### TASK DETAILS
Make an exact copy of the records, with the pictures left out.

### DATA FOR REVIEW
= Beginning of Section =
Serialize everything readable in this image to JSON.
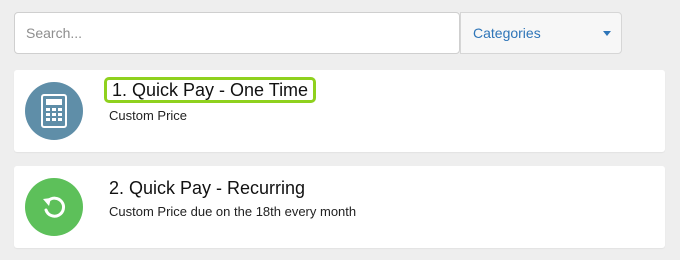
{
  "search": {
    "placeholder": "Search...",
    "value": ""
  },
  "categories_dropdown": {
    "label": "Categories"
  },
  "items": [
    {
      "title": "1. Quick Pay - One Time",
      "subtitle": "Custom Price",
      "icon": "calculator-icon",
      "icon_color": "#5f8ea8"
    },
    {
      "title": "2. Quick Pay - Recurring",
      "subtitle": "Custom Price due on the 18th every month",
      "icon": "recurring-arrow-icon",
      "icon_color": "#5dc05a"
    }
  ],
  "colors": {
    "accent": "#2e75b8",
    "highlight": "#8fd11e"
  }
}
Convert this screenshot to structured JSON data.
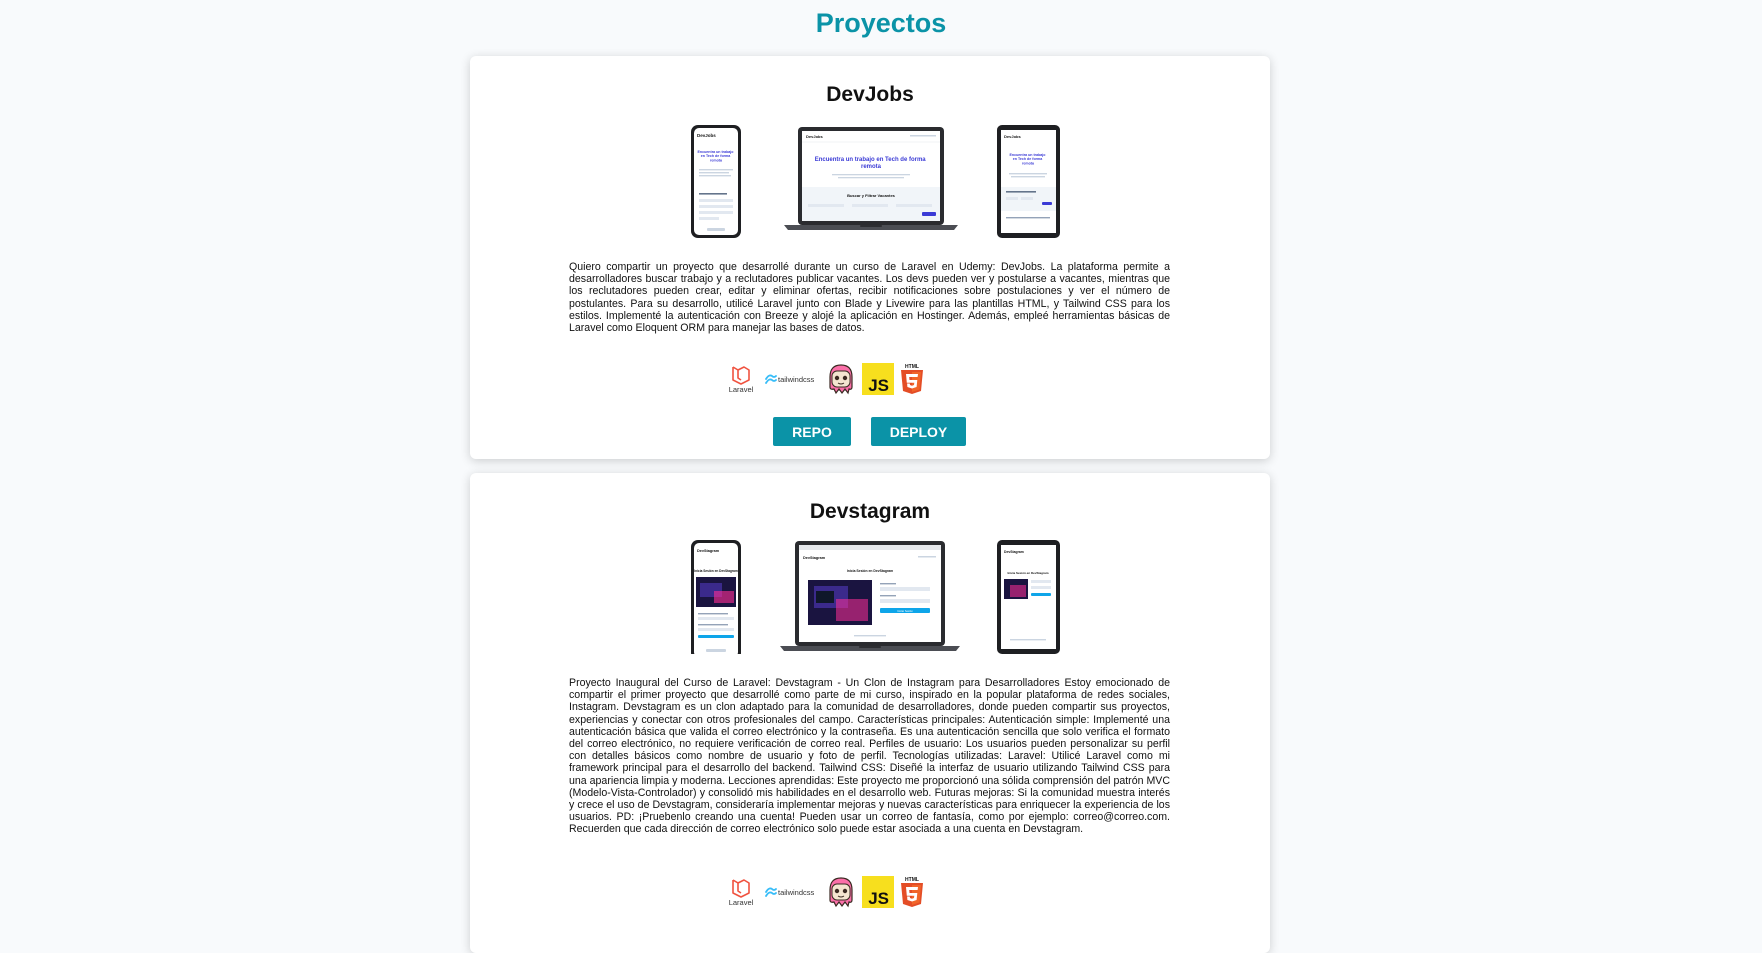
{
  "page": {
    "title": "Proyectos"
  },
  "projects": [
    {
      "title": "DevJobs",
      "description": "Quiero compartir un proyecto que desarrollé durante un curso de Laravel en Udemy: DevJobs. La plataforma permite a desarrolladores buscar trabajo y a reclutadores publicar vacantes. Los devs pueden ver y postularse a vacantes, mientras que los reclutadores pueden crear, editar y eliminar ofertas, recibir notificaciones sobre postulaciones y ver el número de postulantes. Para su desarrollo, utilicé Laravel junto con Blade y Livewire para las plantillas HTML, y Tailwind CSS para los estilos. Implementé la autenticación con Breeze y alojé la aplicación en Hostinger. Además, empleé herramientas básicas de Laravel como Eloquent ORM para manejar las bases de datos.",
      "screens": {
        "logo": "DevJobs",
        "laptop_heading": "Encuentra un trabajo en Tech de forma remota",
        "laptop_section": "Buscar y Filtrar Vacantes",
        "phone_heading": "Encuentra un trabajo en Tech de forma remota",
        "tablet_heading": "Encuentra un trabajo en Tech de forma remota"
      },
      "tech": [
        "Laravel",
        "tailwindcss",
        "livewire-icon",
        "JS",
        "HTML"
      ],
      "buttons": {
        "repo": "REPO",
        "deploy": "DEPLOY"
      }
    },
    {
      "title": "Devstagram",
      "description": "Proyecto Inaugural del Curso de Laravel: Devstagram - Un Clon de Instagram para Desarrolladores Estoy emocionado de compartir el primer proyecto que desarrollé como parte de mi curso, inspirado en la popular plataforma de redes sociales, Instagram. Devstagram es un clon adaptado para la comunidad de desarrolladores, donde pueden compartir sus proyectos, experiencias y conectar con otros profesionales del campo. Características principales: Autenticación simple: Implementé una autenticación básica que valida el correo electrónico y la contraseña. Es una autenticación sencilla que solo verifica el formato del correo electrónico, no requiere verificación de correo real. Perfiles de usuario: Los usuarios pueden personalizar su perfil con detalles básicos como nombre de usuario y foto de perfil. Tecnologías utilizadas: Laravel: Utilicé Laravel como mi framework principal para el desarrollo del backend. Tailwind CSS: Diseñé la interfaz de usuario utilizando Tailwind CSS para una apariencia limpia y moderna. Lecciones aprendidas: Este proyecto me proporcionó una sólida comprensión del patrón MVC (Modelo-Vista-Controlador) y consolidó mis habilidades en el desarrollo web. Futuras mejoras: Si la comunidad muestra interés y crece el uso de Devstagram, consideraría implementar mejoras y nuevas características para enriquecer la experiencia de los usuarios. PD: ¡Pruebenlo creando una cuenta! Pueden usar un correo de fantasía, como por ejemplo: correo@correo.com. Recuerden que cada dirección de correo electrónico solo puede estar asociada a una cuenta en Devstagram.",
      "screens": {
        "logo": "DevStagram",
        "laptop_heading": "Inicia Sesión en DevStagram",
        "phone_heading": "Inicia Sesión en DevStagram",
        "tablet_heading": "Inicia Sesión en DevStagram",
        "button": "Iniciar Sesión"
      },
      "tech": [
        "Laravel",
        "tailwindcss",
        "livewire-icon",
        "JS",
        "HTML"
      ]
    }
  ],
  "colors": {
    "accent": "#0b93a7",
    "devjobs_heading": "#3b3bd6",
    "laravel": "#f05340",
    "tailwind": "#38bdf8",
    "js_bg": "#f7df1e",
    "html5": "#e44d26"
  }
}
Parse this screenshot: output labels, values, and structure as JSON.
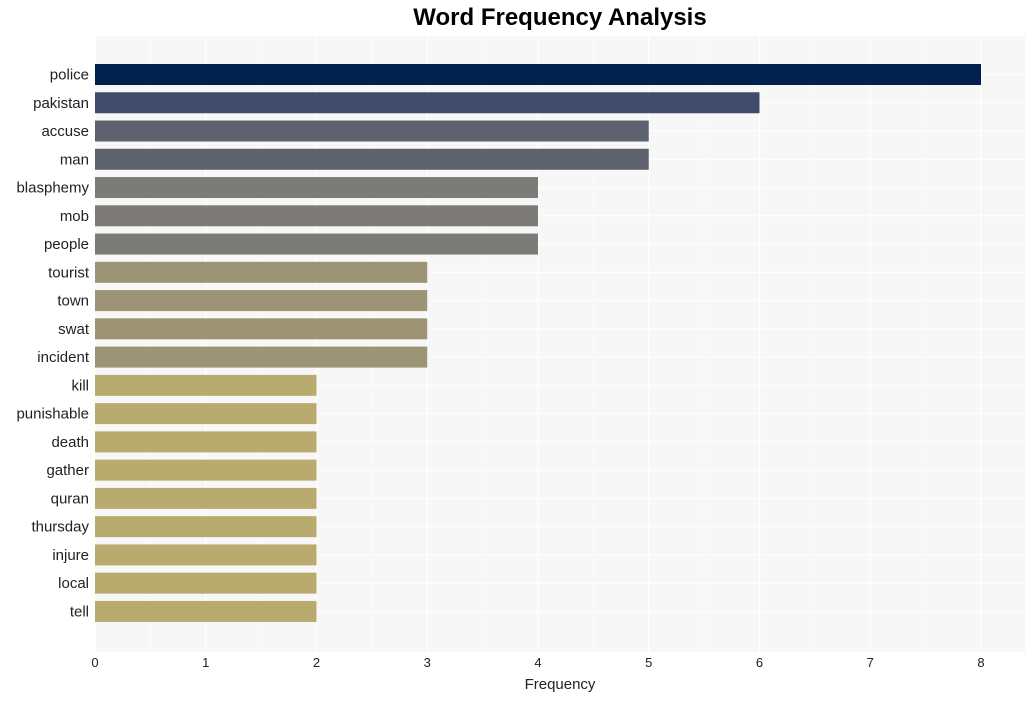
{
  "chart_data": {
    "type": "bar",
    "orientation": "horizontal",
    "title": "Word Frequency Analysis",
    "xlabel": "Frequency",
    "ylabel": "",
    "xlim": [
      0,
      8.4
    ],
    "xticks": [
      0,
      1,
      2,
      3,
      4,
      5,
      6,
      7,
      8
    ],
    "grid": true,
    "categories": [
      "police",
      "pakistan",
      "accuse",
      "man",
      "blasphemy",
      "mob",
      "people",
      "tourist",
      "town",
      "swat",
      "incident",
      "kill",
      "punishable",
      "death",
      "gather",
      "quran",
      "thursday",
      "injure",
      "local",
      "tell"
    ],
    "values": [
      8,
      6,
      5,
      5,
      4,
      4,
      4,
      3,
      3,
      3,
      3,
      2,
      2,
      2,
      2,
      2,
      2,
      2,
      2,
      2
    ],
    "colors": {
      "8": "#00204e",
      "6": "#414c6b",
      "5": "#5e626e",
      "4": "#7c7b78",
      "3": "#9c9474",
      "2": "#b9ab6e"
    },
    "background": "#f7f7f7"
  }
}
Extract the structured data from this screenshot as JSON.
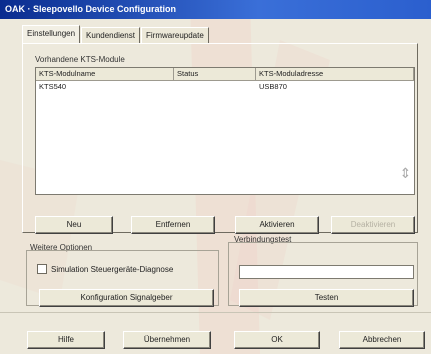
{
  "window": {
    "title": "OAK · Sleepovello Device Configuration"
  },
  "tabs": [
    {
      "label": "Einstellungen",
      "active": true
    },
    {
      "label": "Kundendienst",
      "active": false
    },
    {
      "label": "Firmwareupdate",
      "active": false
    }
  ],
  "modules_group": {
    "label": "Vorhandene KTS-Module",
    "columns": [
      "KTS-Modulname",
      "Status",
      "KTS-Moduladresse"
    ],
    "rows": [
      [
        "KTS540",
        "",
        "USB870"
      ]
    ]
  },
  "module_buttons": {
    "new": "Neu",
    "remove": "Entfernen",
    "activate": "Aktivieren",
    "deactivate": "Deaktivieren"
  },
  "further_options": {
    "label": "Weitere Optionen",
    "checkbox_label": "Simulation Steuergeräte-Diagnose",
    "checkbox_checked": false,
    "config_button": "Konfiguration Signalgeber"
  },
  "connection_test": {
    "label": "Verbindungstest",
    "value": "",
    "test_button": "Testen"
  },
  "footer_buttons": {
    "help": "Hilfe",
    "apply": "Übernehmen",
    "ok": "OK",
    "cancel": "Abbrechen"
  },
  "colors": {
    "titlebar": "#0a2c8f",
    "face": "#ede9dc",
    "watermark": "#e9b0a6"
  }
}
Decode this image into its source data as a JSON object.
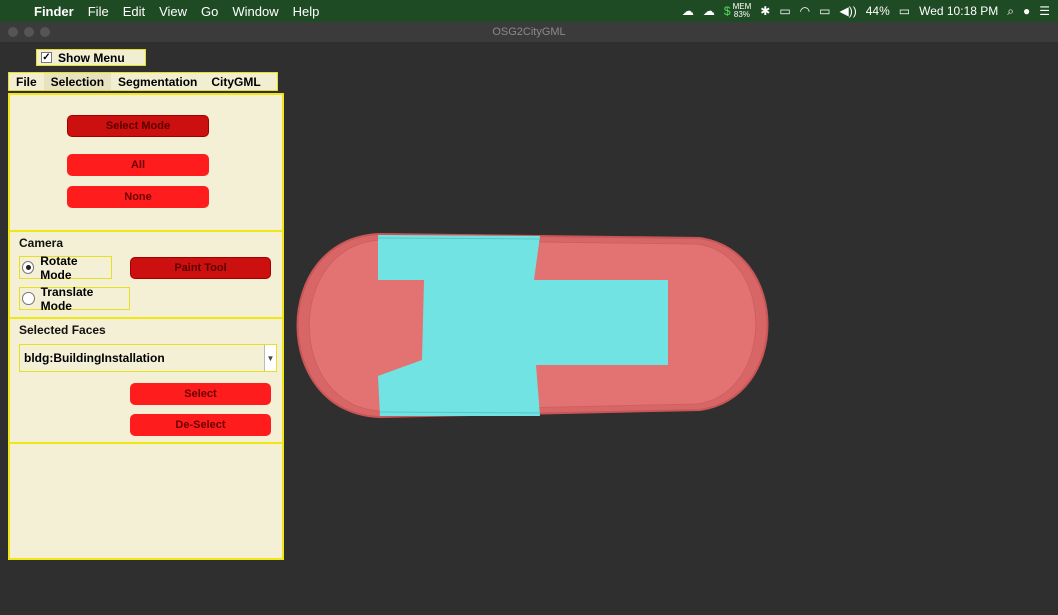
{
  "menubar": {
    "app": "Finder",
    "menus": [
      "File",
      "Edit",
      "View",
      "Go",
      "Window",
      "Help"
    ],
    "mem_label": "MEM",
    "mem_value": "83%",
    "battery": "44%",
    "clock": "Wed 10:18 PM"
  },
  "window": {
    "title": "OSG2CityGML"
  },
  "panel": {
    "show_menu": "Show Menu",
    "tabs": [
      "File",
      "Selection",
      "Segmentation",
      "CityGML"
    ],
    "select_mode": "Select Mode",
    "all": "All",
    "none": "None",
    "camera_label": "Camera",
    "rotate_mode": "Rotate Mode",
    "translate_mode": "Translate Mode",
    "paint_tool": "Paint Tool",
    "selected_faces_label": "Selected Faces",
    "dropdown_value": "bldg:BuildingInstallation",
    "select": "Select",
    "deselect": "De-Select"
  },
  "colors": {
    "menubar_bg": "#1e4b24",
    "panel_bg": "#f4f0d6",
    "panel_border": "#f0e714",
    "button_dark": "#cc0f0f",
    "button_bright": "#ff1c1c",
    "mesh_red": "#e16e6e",
    "mesh_cyan": "#72e3e3"
  }
}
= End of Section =
### YOUR SOLUTION
Serialize everything readable in this image to JSON.
{
  "search": {
    "placeholder": "Search...",
    "value": ""
  },
  "categories_dropdown": {
    "label": "Categories"
  },
  "items": [
    {
      "title": "1. Quick Pay - One Time",
      "subtitle": "Custom Price",
      "icon": "calculator-icon",
      "icon_color": "#5f8ea8"
    },
    {
      "title": "2. Quick Pay - Recurring",
      "subtitle": "Custom Price due on the 18th every month",
      "icon": "recurring-arrow-icon",
      "icon_color": "#5dc05a"
    }
  ],
  "colors": {
    "accent": "#2e75b8",
    "highlight": "#8fd11e"
  }
}
Convert this screenshot to structured JSON data.
{
  "page": {
    "title": "Proyectos"
  },
  "projects": [
    {
      "title": "DevJobs",
      "description": "Quiero compartir un proyecto que desarrollé durante un curso de Laravel en Udemy: DevJobs. La plataforma permite a desarrolladores buscar trabajo y a reclutadores publicar vacantes. Los devs pueden ver y postularse a vacantes, mientras que los reclutadores pueden crear, editar y eliminar ofertas, recibir notificaciones sobre postulaciones y ver el número de postulantes. Para su desarrollo, utilicé Laravel junto con Blade y Livewire para las plantillas HTML, y Tailwind CSS para los estilos. Implementé la autenticación con Breeze y alojé la aplicación en Hostinger. Además, empleé herramientas básicas de Laravel como Eloquent ORM para manejar las bases de datos.",
      "screens": {
        "logo": "DevJobs",
        "laptop_heading": "Encuentra un trabajo en Tech de forma remota",
        "laptop_section": "Buscar y Filtrar Vacantes",
        "phone_heading": "Encuentra un trabajo en Tech de forma remota",
        "tablet_heading": "Encuentra un trabajo en Tech de forma remota"
      },
      "tech": [
        "Laravel",
        "tailwindcss",
        "livewire-icon",
        "JS",
        "HTML"
      ],
      "buttons": {
        "repo": "REPO",
        "deploy": "DEPLOY"
      }
    },
    {
      "title": "Devstagram",
      "description": "Proyecto Inaugural del Curso de Laravel: Devstagram - Un Clon de Instagram para Desarrolladores Estoy emocionado de compartir el primer proyecto que desarrollé como parte de mi curso, inspirado en la popular plataforma de redes sociales, Instagram. Devstagram es un clon adaptado para la comunidad de desarrolladores, donde pueden compartir sus proyectos, experiencias y conectar con otros profesionales del campo. Características principales: Autenticación simple: Implementé una autenticación básica que valida el correo electrónico y la contraseña. Es una autenticación sencilla que solo verifica el formato del correo electrónico, no requiere verificación de correo real. Perfiles de usuario: Los usuarios pueden personalizar su perfil con detalles básicos como nombre de usuario y foto de perfil. Tecnologías utilizadas: Laravel: Utilicé Laravel como mi framework principal para el desarrollo del backend. Tailwind CSS: Diseñé la interfaz de usuario utilizando Tailwind CSS para una apariencia limpia y moderna. Lecciones aprendidas: Este proyecto me proporcionó una sólida comprensión del patrón MVC (Modelo-Vista-Controlador) y consolidó mis habilidades en el desarrollo web. Futuras mejoras: Si la comunidad muestra interés y crece el uso de Devstagram, consideraría implementar mejoras y nuevas características para enriquecer la experiencia de los usuarios. PD: ¡Pruebenlo creando una cuenta! Pueden usar un correo de fantasía, como por ejemplo: correo@correo.com. Recuerden que cada dirección de correo electrónico solo puede estar asociada a una cuenta en Devstagram.",
      "screens": {
        "logo": "DevStagram",
        "laptop_heading": "Inicia Sesión en DevStagram",
        "phone_heading": "Inicia Sesión en DevStagram",
        "tablet_heading": "Inicia Sesión en DevStagram",
        "button": "Iniciar Sesión"
      },
      "tech": [
        "Laravel",
        "tailwindcss",
        "livewire-icon",
        "JS",
        "HTML"
      ]
    }
  ],
  "colors": {
    "accent": "#0b93a7",
    "devjobs_heading": "#3b3bd6",
    "laravel": "#f05340",
    "tailwind": "#38bdf8",
    "js_bg": "#f7df1e",
    "html5": "#e44d26"
  }
}
Parse this screenshot: output labels, values, and structure as JSON.
{
  "chart_data": {
    "type": "bar",
    "orientation": "horizontal",
    "title": "Word Frequency Analysis",
    "xlabel": "Frequency",
    "ylabel": "",
    "xlim": [
      0,
      8.4
    ],
    "xticks": [
      0,
      1,
      2,
      3,
      4,
      5,
      6,
      7,
      8
    ],
    "grid": true,
    "categories": [
      "police",
      "pakistan",
      "accuse",
      "man",
      "blasphemy",
      "mob",
      "people",
      "tourist",
      "town",
      "swat",
      "incident",
      "kill",
      "punishable",
      "death",
      "gather",
      "quran",
      "thursday",
      "injure",
      "local",
      "tell"
    ],
    "values": [
      8,
      6,
      5,
      5,
      4,
      4,
      4,
      3,
      3,
      3,
      3,
      2,
      2,
      2,
      2,
      2,
      2,
      2,
      2,
      2
    ],
    "colors": {
      "8": "#00204e",
      "6": "#414c6b",
      "5": "#5e626e",
      "4": "#7c7b78",
      "3": "#9c9474",
      "2": "#b9ab6e"
    },
    "background": "#f7f7f7"
  }
}
Extract the structured data from this screenshot as JSON.
{
  "window": {
    "title": "OAK · Sleepovello Device Configuration"
  },
  "tabs": [
    {
      "label": "Einstellungen",
      "active": true
    },
    {
      "label": "Kundendienst",
      "active": false
    },
    {
      "label": "Firmwareupdate",
      "active": false
    }
  ],
  "modules_group": {
    "label": "Vorhandene KTS-Module",
    "columns": [
      "KTS-Modulname",
      "Status",
      "KTS-Moduladresse"
    ],
    "rows": [
      [
        "KTS540",
        "",
        "USB870"
      ]
    ]
  },
  "module_buttons": {
    "new": "Neu",
    "remove": "Entfernen",
    "activate": "Aktivieren",
    "deactivate": "Deaktivieren"
  },
  "further_options": {
    "label": "Weitere Optionen",
    "checkbox_label": "Simulation Steuergeräte-Diagnose",
    "checkbox_checked": false,
    "config_button": "Konfiguration Signalgeber"
  },
  "connection_test": {
    "label": "Verbindungstest",
    "value": "",
    "test_button": "Testen"
  },
  "footer_buttons": {
    "help": "Hilfe",
    "apply": "Übernehmen",
    "ok": "OK",
    "cancel": "Abbrechen"
  },
  "colors": {
    "titlebar": "#0a2c8f",
    "face": "#ede9dc",
    "watermark": "#e9b0a6"
  }
}
Decode this image into its source data as a JSON object.
{
  "menubar": {
    "app": "Finder",
    "menus": [
      "File",
      "Edit",
      "View",
      "Go",
      "Window",
      "Help"
    ],
    "mem_label": "MEM",
    "mem_value": "83%",
    "battery": "44%",
    "clock": "Wed 10:18 PM"
  },
  "window": {
    "title": "OSG2CityGML"
  },
  "panel": {
    "show_menu": "Show Menu",
    "tabs": [
      "File",
      "Selection",
      "Segmentation",
      "CityGML"
    ],
    "select_mode": "Select Mode",
    "all": "All",
    "none": "None",
    "camera_label": "Camera",
    "rotate_mode": "Rotate Mode",
    "translate_mode": "Translate Mode",
    "paint_tool": "Paint Tool",
    "selected_faces_label": "Selected Faces",
    "dropdown_value": "bldg:BuildingInstallation",
    "select": "Select",
    "deselect": "De-Select"
  },
  "colors": {
    "menubar_bg": "#1e4b24",
    "panel_bg": "#f4f0d6",
    "panel_border": "#f0e714",
    "button_dark": "#cc0f0f",
    "button_bright": "#ff1c1c",
    "mesh_red": "#e16e6e",
    "mesh_cyan": "#72e3e3"
  }
}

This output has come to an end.